I was using four fluorescent light fixtures and trying to make sure that the levels were correct and that the color matched the look and feel of the background without any weird color casts. I'd arrived about 45 minutes before the interview was schedule to start and the first thing I did was to put up the camera I'd be using to record a 5 to 10 minute program. It was a Nikon D810 with and 85mm f1.8G lens. Once I had the background framed I started working on how I would frame Ms. Halliday. The next step was to put an "X" of gaffer's tape on the floor to market the "sweet spot" of the composition so I'd be able to move Ms. Halliday into place with a minimum of indecision.

When the composition and camera position were set I started setting up the lights, aiming for a nice bright interview area with lots of soft and flattering light. I've set up lots of portrait lights and interview lighting designs but I always want to see how the end product will look on a human face before I have my subjects walk into the set and get started. I think it's rude to do a lot of fine tuning while everyone waits on you.   So I put the Nikon into its still mode, turn on the self timer and set it to a ten second delay, manually focus by intuition and then step onto the "X" on the floor.

A few seconds later and the shutter fires. Now I have an image I can look at, dissect, etc. which gives me a reference for fine-tuning the lighting, the composition and everything else.

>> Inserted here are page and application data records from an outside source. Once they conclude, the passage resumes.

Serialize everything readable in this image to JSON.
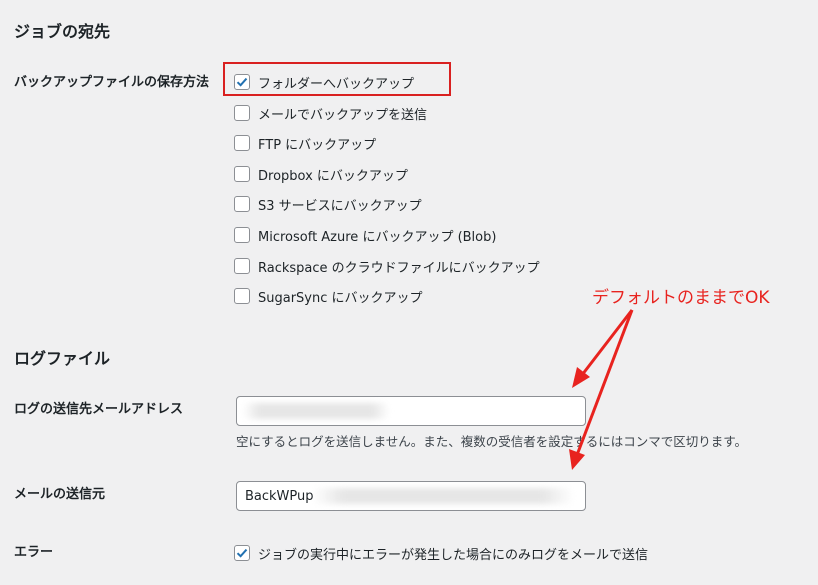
{
  "sections": {
    "destinations_title": "ジョブの宛先",
    "log_title": "ログファイル"
  },
  "destinations": {
    "label": "バックアップファイルの保存方法",
    "options": [
      {
        "label": "フォルダーへバックアップ",
        "checked": true
      },
      {
        "label": "メールでバックアップを送信",
        "checked": false
      },
      {
        "label": "FTP にバックアップ",
        "checked": false
      },
      {
        "label": "Dropbox にバックアップ",
        "checked": false
      },
      {
        "label": "S3 サービスにバックアップ",
        "checked": false
      },
      {
        "label": "Microsoft Azure にバックアップ (Blob)",
        "checked": false
      },
      {
        "label": "Rackspace のクラウドファイルにバックアップ",
        "checked": false
      },
      {
        "label": "SugarSync にバックアップ",
        "checked": false
      }
    ]
  },
  "log": {
    "email_label": "ログの送信先メールアドレス",
    "email_value": "",
    "email_hint": "空にするとログを送信しません。また、複数の受信者を設定するにはコンマで区切ります。",
    "sender_label": "メールの送信元",
    "sender_value": "BackWPup",
    "error_label": "エラー",
    "error_option": {
      "label": "ジョブの実行中にエラーが発生した場合にのみログをメールで送信",
      "checked": true
    }
  },
  "annotation": {
    "text": "デフォルトのままでOK",
    "color": "#e8231f"
  },
  "colors": {
    "accent": "#2271b1",
    "highlight": "#d92020",
    "background": "#f0f0f1"
  }
}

I might go back and forth to the camera a handful of times doing an iterative process of correcting and verifying, correcting and verifying, until I am satisfied that what I've done will work for the job.

I leave all the lights on while waiting for the subject to arrive. I want the room to appear as it will be throughout the interview. No changes = less resistance.  Once we've got the tech set I do one more self-timer shot to double check all the final adjustments and then switch the camera over to video capture.

Lots of people work with crews of three or four (or more) people. I dislike having lots of people on sets. There are too many places for our subjects to look; too many eyelines, too many distractions. Certainly I'll bring along enough people to help if there are lots of moves to be made, lots of gear to be transported, and lots of things happening almost simultaneously, but I think a lot of photo and video shoots are wildly overpopulated by "staff" and that photographers and videographers are fooling themselves if they think having a bustling entourage is always helpful. A full room diminishes your hopes for any sort of intimacy or connection with your subject.

This is why the self-timer is an integral part of my set up. It allows me to have control over the look and feel of my lighting and composition without the need for a bevy of warm bodies wandering about the sets.

The way I like to work is very dependent on one thing in particular: I want all the set up, the sausage making, to happen before my subject(s) steps into the room. An actor, model or real life human should be able to walk into your shooting environment, find their mark and do their part of the job without waiting for you to get ready. I guarantee that this sort of pre-production makes everyone happier.

Self-timer. Set lighting. Composition.  Finally, a constructive use for the "selfie."